Arts & Entertainment
3 min

The disco revolution

Hipster DJs rekindle a love for flaming queens

In a video posted on London, UK-based promoter Jim Stanton’s YouTube channel, LCD Soundsystem frontman James Murphy pumps his fists in the air. Swathed in red light on the dancefloor at East London gay bar The Eagle, he’s singing along soulfully to a ridiculous 1984 Pocahontas-goes-Italo gem “Comanchero.” A stocky man wearing a police hat occasionally turns around to join Murphy in belting out the chorus, “A pretty squaw!”

Three months ago Murphy and LCD bandmate Pat Mahoney were at The Eagle to DJ the fifth birthday party for the bar’s weekly Sunday night mixer Horse Meat Disco (HMD), billed as the “queer party for everyone: homos and heteros, club kids, bears, fashionistas, naturists, guerilla drag queens and ladies who munch.”

As a 38-year-old straight dude in a rock band who enjoys incredibly gay disco music Murphy is used to drawing blank stares from below the DJ booth.

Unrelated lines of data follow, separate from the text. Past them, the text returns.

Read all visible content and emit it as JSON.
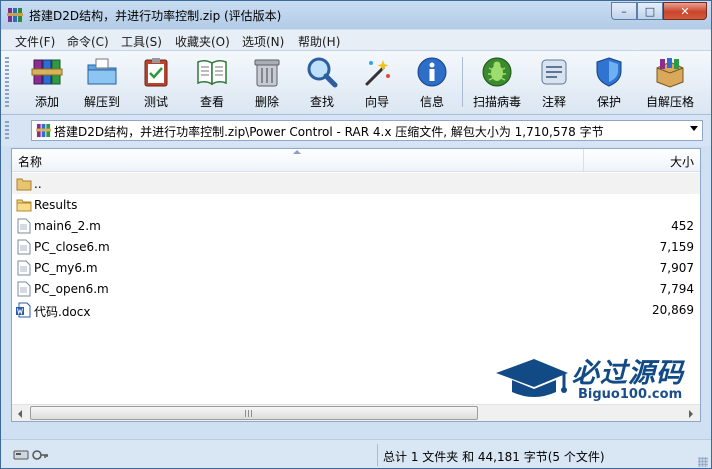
{
  "window": {
    "title": "搭建D2D结构，并进行功率控制.zip (评估版本)",
    "controls": {
      "minimize": "–",
      "maximize": "□",
      "close": "✕"
    }
  },
  "menu": [
    {
      "label": "文件(F)"
    },
    {
      "label": "命令(C)"
    },
    {
      "label": "工具(S)"
    },
    {
      "label": "收藏夹(O)"
    },
    {
      "label": "选项(N)"
    },
    {
      "label": "帮助(H)"
    }
  ],
  "toolbar": [
    {
      "label": "添加",
      "icon": "add-books-icon"
    },
    {
      "label": "解压到",
      "icon": "extract-folder-icon"
    },
    {
      "label": "测试",
      "icon": "test-clipboard-icon"
    },
    {
      "label": "查看",
      "icon": "view-book-icon"
    },
    {
      "label": "删除",
      "icon": "trash-icon"
    },
    {
      "label": "查找",
      "icon": "magnifier-icon"
    },
    {
      "label": "向导",
      "icon": "wizard-wand-icon"
    },
    {
      "label": "信息",
      "icon": "info-icon"
    },
    {
      "label": "扫描病毒",
      "icon": "virus-bug-icon"
    },
    {
      "label": "注释",
      "icon": "comment-icon"
    },
    {
      "label": "保护",
      "icon": "shield-icon"
    },
    {
      "label": "自解压格",
      "icon": "sfx-box-icon"
    }
  ],
  "address": {
    "path": "搭建D2D结构，并进行功率控制.zip\\Power Control - RAR 4.x 压缩文件, 解包大小为 1,710,578 字节"
  },
  "list": {
    "columns": {
      "name": "名称",
      "size": "大小"
    },
    "rows": [
      {
        "name": "..",
        "size": "",
        "type": "up"
      },
      {
        "name": "Results",
        "size": "",
        "type": "folder"
      },
      {
        "name": "main6_2.m",
        "size": "452",
        "type": "file"
      },
      {
        "name": "PC_close6.m",
        "size": "7,159",
        "type": "file"
      },
      {
        "name": "PC_my6.m",
        "size": "7,907",
        "type": "file"
      },
      {
        "name": "PC_open6.m",
        "size": "7,794",
        "type": "file"
      },
      {
        "name": "代码.docx",
        "size": "20,869",
        "type": "docx"
      }
    ]
  },
  "watermark": {
    "text": "必过源码",
    "url": "Biguo100.com"
  },
  "status": {
    "text": "总计 1 文件夹 和 44,181 字节(5 个文件)"
  }
}
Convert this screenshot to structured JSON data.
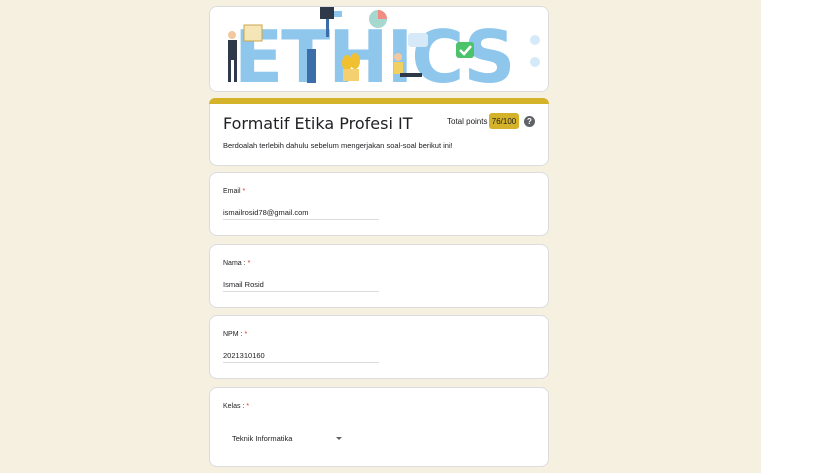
{
  "banner": {
    "text": "ETHICS"
  },
  "form": {
    "title": "Formatif Etika Profesi IT",
    "total_points_label": "Total points",
    "score": "76/100",
    "help_icon": "?",
    "description": "Berdoalah terlebih dahulu sebelum mengerjakan soal-soal berikut ini!"
  },
  "questions": {
    "email": {
      "label": "Email",
      "required": "*",
      "value": "ismailrosid78@gmail.com"
    },
    "nama": {
      "label": "Nama :",
      "required": "*",
      "value": "Ismail Rosid"
    },
    "npm": {
      "label": "NPM :",
      "required": "*",
      "value": "2021310160"
    },
    "kelas": {
      "label": "Kelas :",
      "required": "*",
      "value": "Teknik Informatika"
    }
  },
  "colors": {
    "page_background": "#f6f0e0",
    "accent": "#d4b22a",
    "banner_letters": "#8ec6ec",
    "required": "#d93025"
  },
  "icons": [
    "help-icon",
    "chevron-down-icon",
    "checkmark-icon"
  ]
}
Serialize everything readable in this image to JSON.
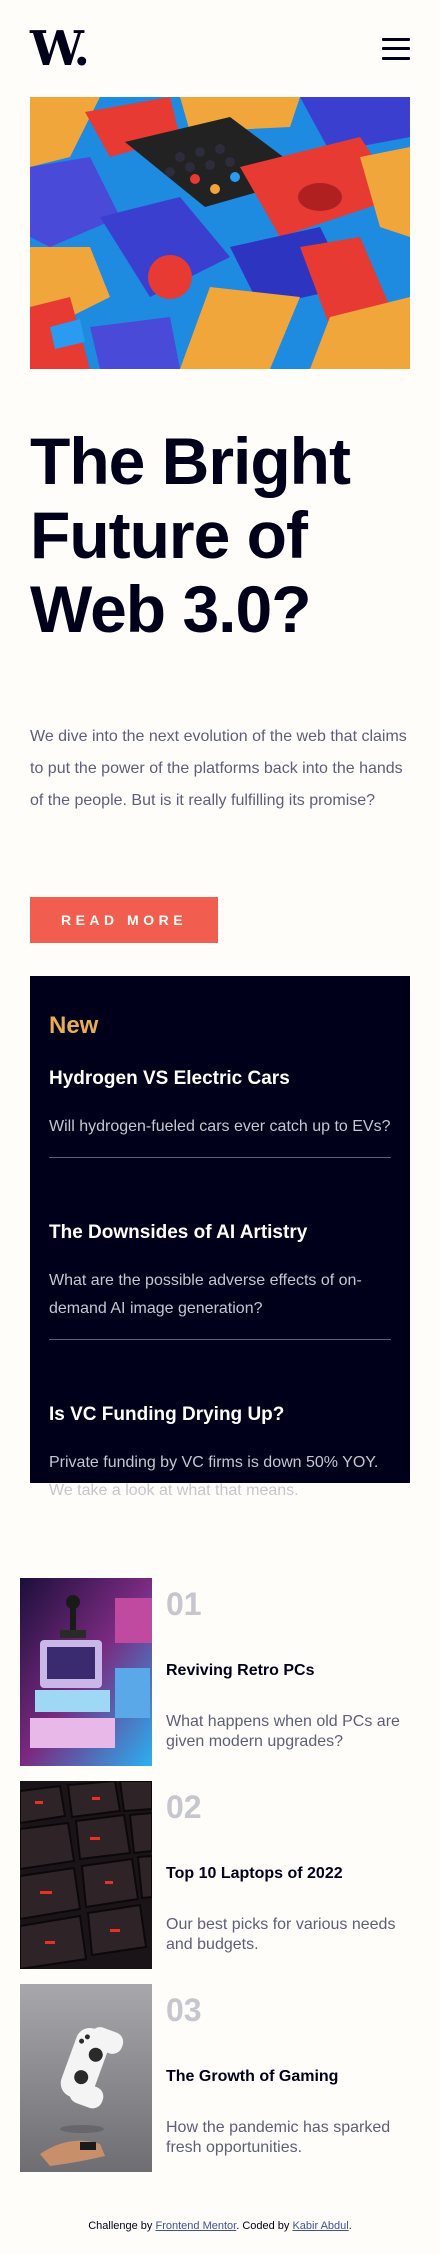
{
  "header": {
    "logo": "W.",
    "menu_icon": "hamburger-menu-icon"
  },
  "hero": {
    "image_icon": "abstract-3d-blocks-image",
    "title": "The Bright Future of Web 3.0?",
    "lede": "We dive into the next evolution of the web that claims to put the power of the platforms back into the hands of the people. But is it really fulfilling its promise?",
    "cta_label": "READ MORE"
  },
  "new_panel": {
    "heading": "New",
    "items": [
      {
        "title": "Hydrogen VS Electric Cars",
        "text": "Will hydrogen-fueled cars ever catch up to EVs?"
      },
      {
        "title": "The Downsides of AI Artistry",
        "text": "What are the possible adverse effects of on-demand AI image generation?"
      },
      {
        "title": "Is VC Funding Drying Up?",
        "text": "Private funding by VC firms is down 50% YOY. We take a look at what that means."
      }
    ]
  },
  "articles": [
    {
      "number": "01",
      "title": "Reviving Retro PCs",
      "text": "What happens when old PCs are given modern upgrades?",
      "image_icon": "retro-pc-image"
    },
    {
      "number": "02",
      "title": "Top 10 Laptops of 2022",
      "text": "Our best picks for various needs and budgets.",
      "image_icon": "laptop-keyboard-image"
    },
    {
      "number": "03",
      "title": "The Growth of Gaming",
      "text": "How the pandemic has sparked fresh opportunities.",
      "image_icon": "game-controller-image"
    }
  ],
  "footer": {
    "prefix": "Challenge by ",
    "link1": "Frontend Mentor",
    "middle": ". Coded by ",
    "link2": "Kabir Abdul",
    "suffix": "."
  },
  "colors": {
    "accent": "#f15e50",
    "accent_soft": "#e9ab53",
    "dark": "#00001a",
    "muted": "#5d5f79",
    "background": "#fffdfa"
  }
}
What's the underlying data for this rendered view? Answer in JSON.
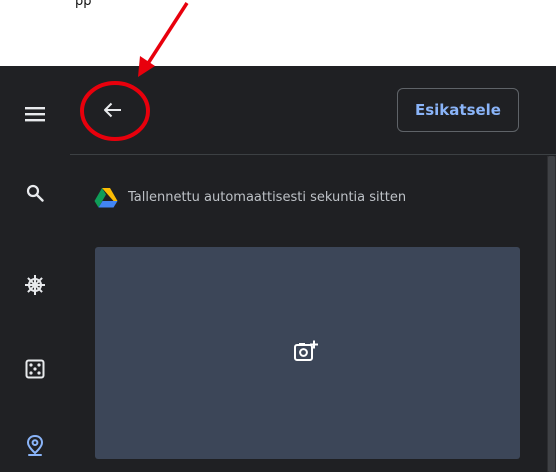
{
  "page": {
    "annotation_top_label": "pp"
  },
  "sidebar": {
    "items": [
      {
        "name": "menu",
        "icon": "hamburger-menu-icon"
      },
      {
        "name": "search",
        "icon": "search-icon"
      },
      {
        "name": "theme",
        "icon": "ship-wheel-icon"
      },
      {
        "name": "dice",
        "icon": "dice-icon"
      },
      {
        "name": "location",
        "icon": "location-pin-icon"
      }
    ]
  },
  "header": {
    "back_icon": "arrow-left-icon",
    "preview_label": "Esikatsele"
  },
  "content": {
    "autosave_text": "Tallennettu automaattisesti sekuntia sitten",
    "drive_icon": "google-drive-icon",
    "add_image_icon": "add-photo-icon"
  },
  "colors": {
    "sidebar_bg": "#202124",
    "main_bg": "#1f2023",
    "accent_blue": "#8ab4f8",
    "image_placeholder": "#3c4658",
    "annotation_red": "#e8000c"
  }
}
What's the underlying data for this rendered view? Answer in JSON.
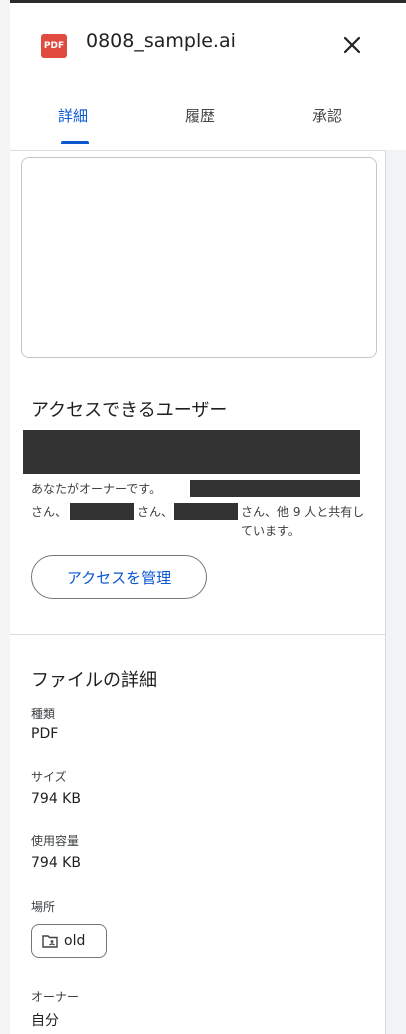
{
  "header": {
    "file_type_badge": "PDF",
    "file_name": "0808_sample.ai"
  },
  "tabs": [
    {
      "label": "詳細",
      "active": true
    },
    {
      "label": "履歴",
      "active": false
    },
    {
      "label": "承認",
      "active": false
    }
  ],
  "access": {
    "title": "アクセスできるユーザー",
    "desc_owner": "あなたがオーナーです。",
    "desc_san1": "さん、",
    "desc_san2": "さん、",
    "desc_rest": "さん、他 9 人と共有しています。",
    "manage_label": "アクセスを管理"
  },
  "details": {
    "title": "ファイルの詳細",
    "type_label": "種類",
    "type_value": "PDF",
    "size_label": "サイズ",
    "size_value": "794 KB",
    "used_label": "使用容量",
    "used_value": "794 KB",
    "location_label": "場所",
    "location_value": "old",
    "owner_label": "オーナー",
    "owner_value": "自分"
  },
  "colors": {
    "accent": "#0b57d0",
    "pdf_badge": "#e04a3f",
    "redaction": "#333333"
  }
}
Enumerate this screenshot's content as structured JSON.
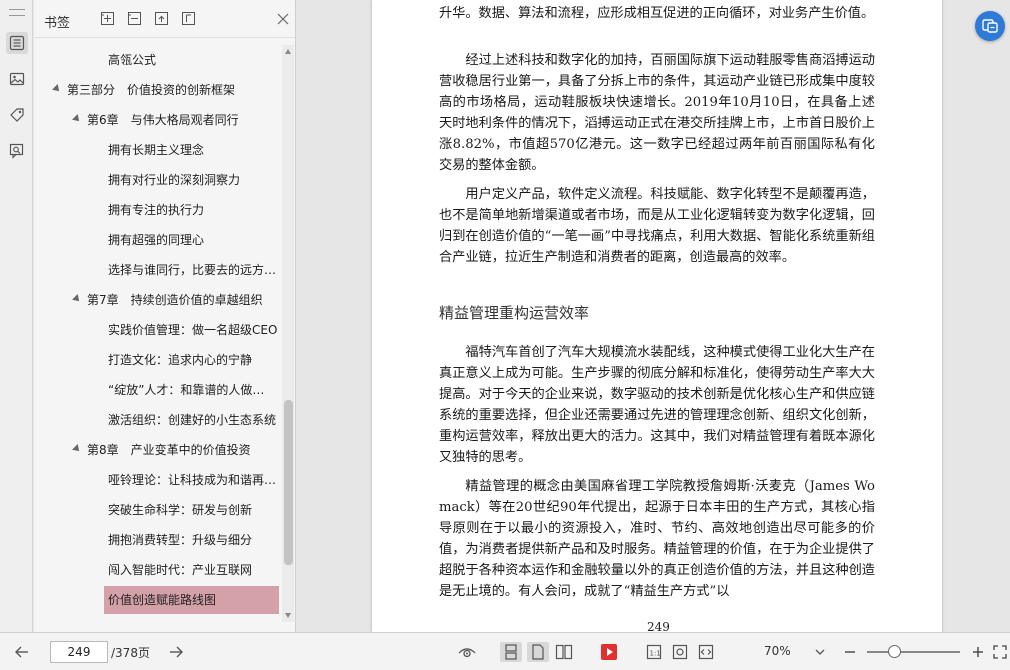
{
  "sidebar_rail": {
    "icons": [
      "bookmark-list-icon",
      "image-icon",
      "tag-icon",
      "comment-search-icon"
    ]
  },
  "bookmarks": {
    "title": "书签",
    "items": [
      {
        "label": "高瓴公式",
        "level": 2
      },
      {
        "label": "第三部分　价值投资的创新框架",
        "level": 0,
        "expanded": true
      },
      {
        "label": "第6章　与伟大格局观者同行",
        "level": 1,
        "expanded": true
      },
      {
        "label": "拥有长期主义理念",
        "level": 2
      },
      {
        "label": "拥有对行业的深刻洞察力",
        "level": 2
      },
      {
        "label": "拥有专注的执行力",
        "level": 2
      },
      {
        "label": "拥有超强的同理心",
        "level": 2
      },
      {
        "label": "选择与谁同行，比要去的远方…",
        "level": 2
      },
      {
        "label": "第7章　持续创造价值的卓越组织",
        "level": 1,
        "expanded": true
      },
      {
        "label": "实践价值管理：做一名超级CEO",
        "level": 2
      },
      {
        "label": "打造文化：追求内心的宁静",
        "level": 2
      },
      {
        "label": "“绽放”人才：和靠谱的人做…",
        "level": 2
      },
      {
        "label": "激活组织：创建好的小生态系统",
        "level": 2
      },
      {
        "label": "第8章　产业变革中的价值投资",
        "level": 1,
        "expanded": true
      },
      {
        "label": "哑铃理论：让科技成为和谐再…",
        "level": 2
      },
      {
        "label": "突破生命科学：研发与创新",
        "level": 2
      },
      {
        "label": "拥抱消费转型：升级与细分",
        "level": 2
      },
      {
        "label": "闯入智能时代：产业互联网",
        "level": 2
      },
      {
        "label": "价值创造赋能路线图",
        "level": 2,
        "selected": true
      }
    ]
  },
  "document": {
    "p1": "升华。数据、算法和流程，应形成相互促进的正向循环，对业务产生价值。",
    "p2": "经过上述科技和数字化的加持，百丽国际旗下运动鞋服零售商滔搏运动营收稳居行业第一，具备了分拆上市的条件，其运动产业链已形成集中度较高的市场格局，运动鞋服板块快速增长。2019年10月10日，在具备上述天时地利条件的情况下，滔搏运动正式在港交所挂牌上市，上市首日股价上涨8.82%，市值超570亿港元。这一数字已经超过两年前百丽国际私有化交易的整体金额。",
    "p3": "用户定义产品，软件定义流程。科技赋能、数字化转型不是颠覆再造，也不是简单地新增渠道或者市场，而是从工业化逻辑转变为数字化逻辑，回归到在创造价值的“一笔一画”中寻找痛点，利用大数据、智能化系统重新组合产业链，拉近生产制造和消费者的距离，创造最高的效率。",
    "heading": "精益管理重构运营效率",
    "p4": "福特汽车首创了汽车大规模流水装配线，这种模式使得工业化大生产在真正意义上成为可能。生产步骤的彻底分解和标准化，使得劳动生产率大大提高。对于今天的企业来说，数字驱动的技术创新是优化核心生产和供应链系统的重要选择，但企业还需要通过先进的管理理念创新、组织文化创新，重构运营效率，释放出更大的活力。这其中，我们对精益管理有着既本源化又独特的思考。",
    "p5": "精益管理的概念由美国麻省理工学院教授詹姆斯·沃麦克（James Womack）等在20世纪90年代提出，起源于日本丰田的生产方式，其核心指导原则在于以最小的资源投入，准时、节约、高效地创造出尽可能多的价值，为消费者提供新产品和及时服务。精益管理的价值，在于为企业提供了超脱于各种资本运作和金融较量以外的真正创造价值的方法，并且这种创造是无止境的。有人会问，成就了“精益生产方式”以",
    "page_number": "249"
  },
  "toolbar": {
    "current_page": "249",
    "total_pages": "/378页",
    "zoom": "70%",
    "zoom_level_fraction": 0.3
  }
}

After wrapping up an LCD Soundsystem tour in support of the band’s sophomore album The Sound of Silver last year he and Mahoney opted to spend much of 2008 DJing their “Special Disco Version” party every second Wednesday at Andrew WK’s 8,000-square foot Manhattan club Santos Party House.

“There’s a pretty big benefit to being from a band that people know about,” says Murphy over the phone from his home in New York, “but there’s also a drawback to it. We’ll DJ parties and people are like, ‘Why aren’t you playing any LCD music?’ Why am I not also wearing a shirt with my face on it? That would be humiliating.”

Better known as the indie hipster guru cofounder of DFA Records, Murphy is a disco fan looking to recapture a time when New York nightlife wasn’t segregated along lines of sexual orientation. To date, he says his party hasn’t been so successful in attracting the older gay, black and Latino crowd that would’ve attended legendary clubs Paradise Garage and The Loft. He’s hoping to change that by bringing Horse Meat Disco resident DJ Severino to gigs in New York, LA and Toronto’s Wrongbar on Thu, Dec 11 for Jaime Sin and Will Munro’s  Seventh Heaven party.

In London dissatisfaction with hard electro music among DJs combined with  gentrification around the city’s east-end gay ghettos gave birth to HMD, which attracts a mix of fashion scenesters, drag queens, bears and hetero music heads. Started by gay scene promoter Jim Stanton, HMD has gained cult status among DJs, hosting everyone from Lady Miss Kier to Dmitri from Paris. It’s also organized a “travelling homo nightclub” called NYC Down-low at the Glastonbury and Lovebox Weekender festivals, with stages styled as a New York disco club circa 1978.

Murphy also hopes to bridge the gap between not only gay and straight but lovers of traditional disco and the coolly detached instrumental dubs favoured by nu-disco converts — many of whom edit out the hallmarks of gay disco, like the strings and female vocals. Like those “hipster DJ dudes,” Murphy admits he too wrestled with “a fear of strings.”

“I used to say people who don’t like bongos — that’s a subtle form of musical homophobia,” he says. “Disco really became a dirty word because people [would] immediately just see afros and bell bottoms; it became a cartoon. And that’s what happened to me. Originally, most of the disco I liked was the very weird stuff, the leftfield stuff like ‘Dancing in Outer Space’ by Atmosfear and Eddy Grant’s ‘Walking on Sunshine.’ I had to listen to it for a while before I could hear through the sonic cartoons.”

HMD resident Severino Panzetta, 38, a regular at mega-clubs Ministry of Sound and Fabric, learned to DJ in the ’80s at Colosseum, a small disco club near his hometown Mantova in northern Italy. His own playlists are similar to Murphy’s — a mix of classic throw-downs and below-the-belt hitting dubs.

As the economy spirals downward, Panzetta expects disco to become all the more relevant — on both sides of the Atlantic. “Back in the early ’80s, everybody was poor, had no money or job,” Severino says. “Artistic inspiration is better when there’s a recession because everybody is more motivated to make something. Disco music reflects that because you have to be so up and so cheerful. It’s all about having fun.”